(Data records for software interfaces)
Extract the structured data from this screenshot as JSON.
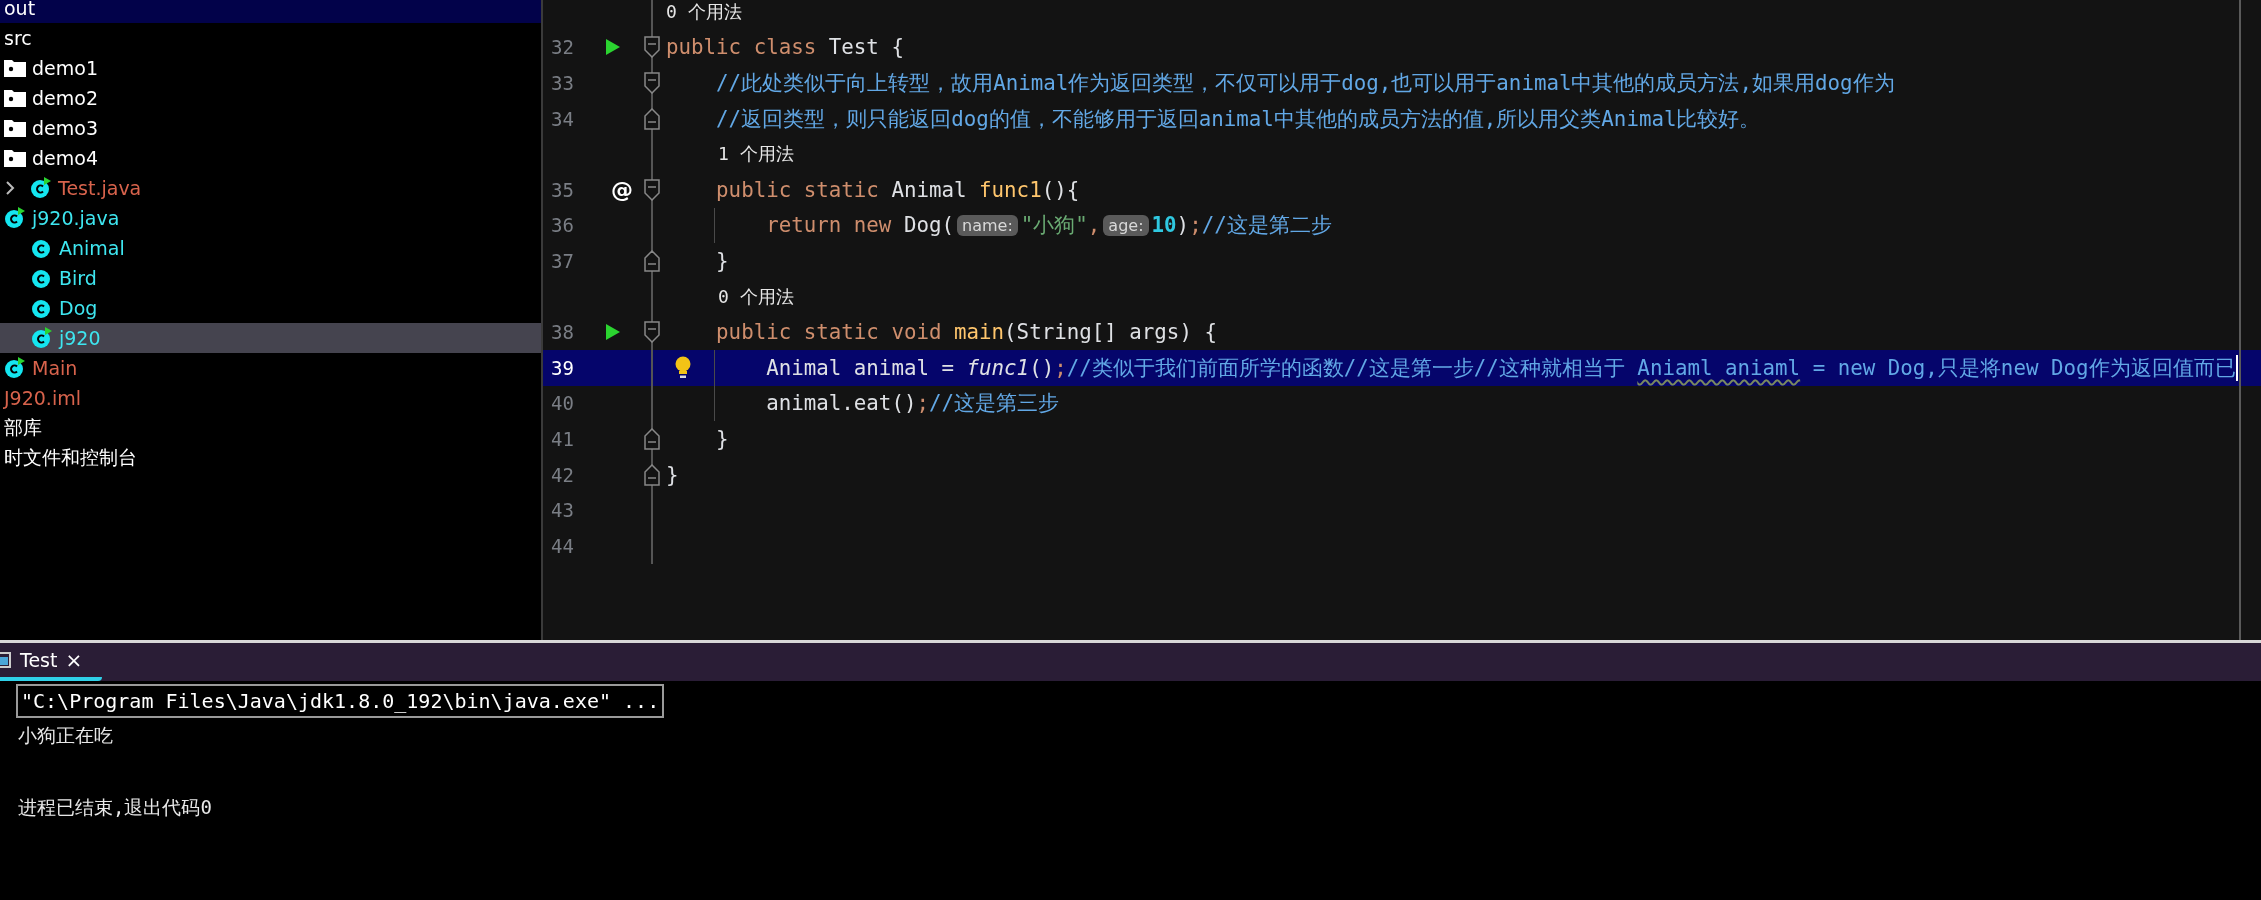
{
  "project_tree": [
    {
      "label": "out",
      "kind": "plain",
      "selected": false,
      "current": true,
      "color": "#ffffff"
    },
    {
      "label": "src",
      "kind": "plain",
      "selected": false,
      "current": false,
      "color": "#ffffff"
    },
    {
      "label": "demo1",
      "kind": "folder",
      "selected": false,
      "current": false,
      "color": "#ffffff"
    },
    {
      "label": "demo2",
      "kind": "folder",
      "selected": false,
      "current": false,
      "color": "#ffffff"
    },
    {
      "label": "demo3",
      "kind": "folder",
      "selected": false,
      "current": false,
      "color": "#ffffff"
    },
    {
      "label": "demo4",
      "kind": "folder",
      "selected": false,
      "current": false,
      "color": "#ffffff"
    },
    {
      "label": "Test.java",
      "kind": "class",
      "runnable": true,
      "expanded": false,
      "selected": false,
      "current": false,
      "color": "#d8634c"
    },
    {
      "label": "j920.java",
      "kind": "class",
      "runnable": true,
      "selected": false,
      "current": false,
      "color": "#3ee6f0",
      "children": [
        {
          "label": "Animal",
          "kind": "class",
          "runnable": false,
          "selected": false,
          "current": false,
          "color": "#3ee6f0"
        },
        {
          "label": "Bird",
          "kind": "class",
          "runnable": false,
          "selected": false,
          "current": false,
          "color": "#3ee6f0"
        },
        {
          "label": "Dog",
          "kind": "class",
          "runnable": false,
          "selected": false,
          "current": false,
          "color": "#3ee6f0"
        },
        {
          "label": "j920",
          "kind": "class",
          "runnable": true,
          "selected": true,
          "current": false,
          "color": "#3ee6f0"
        }
      ]
    },
    {
      "label": "Main",
      "kind": "class",
      "runnable": true,
      "selected": false,
      "current": false,
      "color": "#d8634c"
    },
    {
      "label": "J920.iml",
      "kind": "file",
      "selected": false,
      "current": false,
      "color": "#d8634c"
    },
    {
      "label": "部库",
      "kind": "plain",
      "selected": false,
      "current": false,
      "color": "#ffffff"
    },
    {
      "label": "时文件和控制台",
      "kind": "plain",
      "selected": false,
      "current": false,
      "color": "#ffffff"
    }
  ],
  "editor": {
    "lines": [
      {
        "kind": "hint",
        "text": "0 个用法"
      },
      {
        "kind": "code",
        "number": "32",
        "marker": {
          "kind": "run"
        },
        "fold": {
          "kind": "start"
        },
        "current": false,
        "guide": false,
        "tokens": [
          {
            "kind": "keyword",
            "text": "public class "
          },
          {
            "kind": "plain",
            "text": "Test {"
          }
        ]
      },
      {
        "kind": "code",
        "number": "33",
        "fold": {
          "kind": "start"
        },
        "current": false,
        "guide": false,
        "tokens": [
          {
            "kind": "comment",
            "text": "    //此处类似于向上转型，故用Animal作为返回类型，不仅可以用于dog,也可以用于animal中其他的成员方法,如果用dog作为"
          }
        ]
      },
      {
        "kind": "code",
        "number": "34",
        "fold": {
          "kind": "end"
        },
        "current": false,
        "guide": false,
        "tokens": [
          {
            "kind": "comment",
            "text": "    //返回类型，则只能返回dog的值，不能够用于返回animal中其他的成员方法的值,所以用父类Animal比较好。"
          }
        ]
      },
      {
        "kind": "hint",
        "text": "1 个用法"
      },
      {
        "kind": "code",
        "number": "35",
        "marker": {
          "kind": "at",
          "text": "@"
        },
        "fold": {
          "kind": "start"
        },
        "current": false,
        "guide": false,
        "tokens": [
          {
            "kind": "keyword",
            "text": "    public static "
          },
          {
            "kind": "plain",
            "text": "Animal "
          },
          {
            "kind": "method",
            "text": "func1"
          },
          {
            "kind": "plain",
            "text": "(){"
          }
        ]
      },
      {
        "kind": "code",
        "number": "36",
        "current": false,
        "guide": true,
        "tokens": [
          {
            "kind": "keyword",
            "text": "        return new "
          },
          {
            "kind": "plain",
            "text": "Dog("
          },
          {
            "kind": "param",
            "text": "name:"
          },
          {
            "kind": "string",
            "text": "\"小狗\""
          },
          {
            "kind": "keyword",
            "text": ","
          },
          {
            "kind": "param",
            "text": "age:"
          },
          {
            "kind": "number",
            "text": "10"
          },
          {
            "kind": "plain",
            "text": ")"
          },
          {
            "kind": "keyword",
            "text": ";"
          },
          {
            "kind": "comment",
            "text": "//这是第二步"
          }
        ]
      },
      {
        "kind": "code",
        "number": "37",
        "fold": {
          "kind": "end"
        },
        "current": false,
        "guide": false,
        "tokens": [
          {
            "kind": "plain",
            "text": "    }"
          }
        ]
      },
      {
        "kind": "hint",
        "text": "0 个用法"
      },
      {
        "kind": "code",
        "number": "38",
        "marker": {
          "kind": "run"
        },
        "fold": {
          "kind": "start"
        },
        "current": false,
        "guide": false,
        "tokens": [
          {
            "kind": "keyword",
            "text": "    public static void "
          },
          {
            "kind": "method",
            "text": "main"
          },
          {
            "kind": "plain",
            "text": "(String[] args) {"
          }
        ]
      },
      {
        "kind": "code",
        "number": "39",
        "marker": {
          "kind": "bulb"
        },
        "current": true,
        "guide": true,
        "tokens": [
          {
            "kind": "plain",
            "text": "        Animal animal = "
          },
          {
            "kind": "call",
            "text": "func1"
          },
          {
            "kind": "plain",
            "text": "()"
          },
          {
            "kind": "keyword",
            "text": ";"
          },
          {
            "kind": "comment",
            "text": "//类似于我们前面所学的函数//这是第一步//这种就相当于 "
          },
          {
            "kind": "typo",
            "text": "Aniaml aniaml"
          },
          {
            "kind": "comment",
            "text": " = new Dog,只是将new Dog作为返回值而已"
          }
        ]
      },
      {
        "kind": "code",
        "number": "40",
        "current": false,
        "guide": true,
        "tokens": [
          {
            "kind": "plain",
            "text": "        animal.eat()"
          },
          {
            "kind": "keyword",
            "text": ";"
          },
          {
            "kind": "comment",
            "text": "//这是第三步"
          }
        ]
      },
      {
        "kind": "code",
        "number": "41",
        "fold": {
          "kind": "end"
        },
        "current": false,
        "guide": false,
        "tokens": [
          {
            "kind": "plain",
            "text": "    }"
          }
        ]
      },
      {
        "kind": "code",
        "number": "42",
        "fold": {
          "kind": "end"
        },
        "current": false,
        "guide": false,
        "tokens": [
          {
            "kind": "plain",
            "text": "}"
          }
        ]
      },
      {
        "kind": "code",
        "number": "43",
        "current": false,
        "guide": false
      },
      {
        "kind": "code",
        "number": "44",
        "current": false,
        "guide": false
      }
    ]
  },
  "run_panel": {
    "tabs": [
      {
        "label": "Test",
        "close": "×",
        "selected": true
      }
    ],
    "console": [
      {
        "kind": "command",
        "text": "\"C:\\Program Files\\Java\\jdk1.8.0_192\\bin\\java.exe\" ..."
      },
      {
        "kind": "output",
        "text": "小狗正在吃"
      },
      {
        "kind": "blank"
      },
      {
        "kind": "output",
        "text": "进程已结束,退出代码0"
      }
    ]
  }
}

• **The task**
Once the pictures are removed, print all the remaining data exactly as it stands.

• **Written reply**
Extract the structured data from this screenshot as JSON.
{
  "project_tree": [
    {
      "label": "out",
      "kind": "plain",
      "selected": false,
      "current": true,
      "color": "#ffffff"
    },
    {
      "label": "src",
      "kind": "plain",
      "selected": false,
      "current": false,
      "color": "#ffffff"
    },
    {
      "label": "demo1",
      "kind": "folder",
      "selected": false,
      "current": false,
      "color": "#ffffff"
    },
    {
      "label": "demo2",
      "kind": "folder",
      "selected": false,
      "current": false,
      "color": "#ffffff"
    },
    {
      "label": "demo3",
      "kind": "folder",
      "selected": false,
      "current": false,
      "color": "#ffffff"
    },
    {
      "label": "demo4",
      "kind": "folder",
      "selected": false,
      "current": false,
      "color": "#ffffff"
    },
    {
      "label": "Test.java",
      "kind": "class",
      "runnable": true,
      "expanded": false,
      "selected": false,
      "current": false,
      "color": "#d8634c"
    },
    {
      "label": "j920.java",
      "kind": "class",
      "runnable": true,
      "selected": false,
      "current": false,
      "color": "#3ee6f0",
      "children": [
        {
          "label": "Animal",
          "kind": "class",
          "runnable": false,
          "selected": false,
          "current": false,
          "color": "#3ee6f0"
        },
        {
          "label": "Bird",
          "kind": "class",
          "runnable": false,
          "selected": false,
          "current": false,
          "color": "#3ee6f0"
        },
        {
          "label": "Dog",
          "kind": "class",
          "runnable": false,
          "selected": false,
          "current": false,
          "color": "#3ee6f0"
        },
        {
          "label": "j920",
          "kind": "class",
          "runnable": true,
          "selected": true,
          "current": false,
          "color": "#3ee6f0"
        }
      ]
    },
    {
      "label": "Main",
      "kind": "class",
      "runnable": true,
      "selected": false,
      "current": false,
      "color": "#d8634c"
    },
    {
      "label": "J920.iml",
      "kind": "file",
      "selected": false,
      "current": false,
      "color": "#d8634c"
    },
    {
      "label": "部库",
      "kind": "plain",
      "selected": false,
      "current": false,
      "color": "#ffffff"
    },
    {
      "label": "时文件和控制台",
      "kind": "plain",
      "selected": false,
      "current": false,
      "color": "#ffffff"
    }
  ],
  "editor": {
    "lines": [
      {
        "kind": "hint",
        "text": "0 个用法"
      },
      {
        "kind": "code",
        "number": "32",
        "marker": {
          "kind": "run"
        },
        "fold": {
          "kind": "start"
        },
        "current": false,
        "guide": false,
        "tokens": [
          {
            "kind": "keyword",
            "text": "public class "
          },
          {
            "kind": "plain",
            "text": "Test {"
          }
        ]
      },
      {
        "kind": "code",
        "number": "33",
        "fold": {
          "kind": "start"
        },
        "current": false,
        "guide": false,
        "tokens": [
          {
            "kind": "comment",
            "text": "    //此处类似于向上转型，故用Animal作为返回类型，不仅可以用于dog,也可以用于animal中其他的成员方法,如果用dog作为"
          }
        ]
      },
      {
        "kind": "code",
        "number": "34",
        "fold": {
          "kind": "end"
        },
        "current": false,
        "guide": false,
        "tokens": [
          {
            "kind": "comment",
            "text": "    //返回类型，则只能返回dog的值，不能够用于返回animal中其他的成员方法的值,所以用父类Animal比较好。"
          }
        ]
      },
      {
        "kind": "hint",
        "text": "1 个用法"
      },
      {
        "kind": "code",
        "number": "35",
        "marker": {
          "kind": "at",
          "text": "@"
        },
        "fold": {
          "kind": "start"
        },
        "current": false,
        "guide": false,
        "tokens": [
          {
            "kind": "keyword",
            "text": "    public static "
          },
          {
            "kind": "plain",
            "text": "Animal "
          },
          {
            "kind": "method",
            "text": "func1"
          },
          {
            "kind": "plain",
            "text": "(){"
          }
        ]
      },
      {
        "kind": "code",
        "number": "36",
        "current": false,
        "guide": true,
        "tokens": [
          {
            "kind": "keyword",
            "text": "        return new "
          },
          {
            "kind": "plain",
            "text": "Dog("
          },
          {
            "kind": "param",
            "text": "name:"
          },
          {
            "kind": "string",
            "text": "\"小狗\""
          },
          {
            "kind": "keyword",
            "text": ","
          },
          {
            "kind": "param",
            "text": "age:"
          },
          {
            "kind": "number",
            "text": "10"
          },
          {
            "kind": "plain",
            "text": ")"
          },
          {
            "kind": "keyword",
            "text": ";"
          },
          {
            "kind": "comment",
            "text": "//这是第二步"
          }
        ]
      },
      {
        "kind": "code",
        "number": "37",
        "fold": {
          "kind": "end"
        },
        "current": false,
        "guide": false,
        "tokens": [
          {
            "kind": "plain",
            "text": "    }"
          }
        ]
      },
      {
        "kind": "hint",
        "text": "0 个用法"
      },
      {
        "kind": "code",
        "number": "38",
        "marker": {
          "kind": "run"
        },
        "fold": {
          "kind": "start"
        },
        "current": false,
        "guide": false,
        "tokens": [
          {
            "kind": "keyword",
            "text": "    public static void "
          },
          {
            "kind": "method",
            "text": "main"
          },
          {
            "kind": "plain",
            "text": "(String[] args) {"
          }
        ]
      },
      {
        "kind": "code",
        "number": "39",
        "marker": {
          "kind": "bulb"
        },
        "current": true,
        "guide": true,
        "tokens": [
          {
            "kind": "plain",
            "text": "        Animal animal = "
          },
          {
            "kind": "call",
            "text": "func1"
          },
          {
            "kind": "plain",
            "text": "()"
          },
          {
            "kind": "keyword",
            "text": ";"
          },
          {
            "kind": "comment",
            "text": "//类似于我们前面所学的函数//这是第一步//这种就相当于 "
          },
          {
            "kind": "typo",
            "text": "Aniaml aniaml"
          },
          {
            "kind": "comment",
            "text": " = new Dog,只是将new Dog作为返回值而已"
          }
        ]
      },
      {
        "kind": "code",
        "number": "40",
        "current": false,
        "guide": true,
        "tokens": [
          {
            "kind": "plain",
            "text": "        animal.eat()"
          },
          {
            "kind": "keyword",
            "text": ";"
          },
          {
            "kind": "comment",
            "text": "//这是第三步"
          }
        ]
      },
      {
        "kind": "code",
        "number": "41",
        "fold": {
          "kind": "end"
        },
        "current": false,
        "guide": false,
        "tokens": [
          {
            "kind": "plain",
            "text": "    }"
          }
        ]
      },
      {
        "kind": "code",
        "number": "42",
        "fold": {
          "kind": "end"
        },
        "current": false,
        "guide": false,
        "tokens": [
          {
            "kind": "plain",
            "text": "}"
          }
        ]
      },
      {
        "kind": "code",
        "number": "43",
        "current": false,
        "guide": false
      },
      {
        "kind": "code",
        "number": "44",
        "current": false,
        "guide": false
      }
    ]
  },
  "run_panel": {
    "tabs": [
      {
        "label": "Test",
        "close": "×",
        "selected": true
      }
    ],
    "console": [
      {
        "kind": "command",
        "text": "\"C:\\Program Files\\Java\\jdk1.8.0_192\\bin\\java.exe\" ..."
      },
      {
        "kind": "output",
        "text": "小狗正在吃"
      },
      {
        "kind": "blank"
      },
      {
        "kind": "output",
        "text": "进程已结束,退出代码0"
      }
    ]
  }
}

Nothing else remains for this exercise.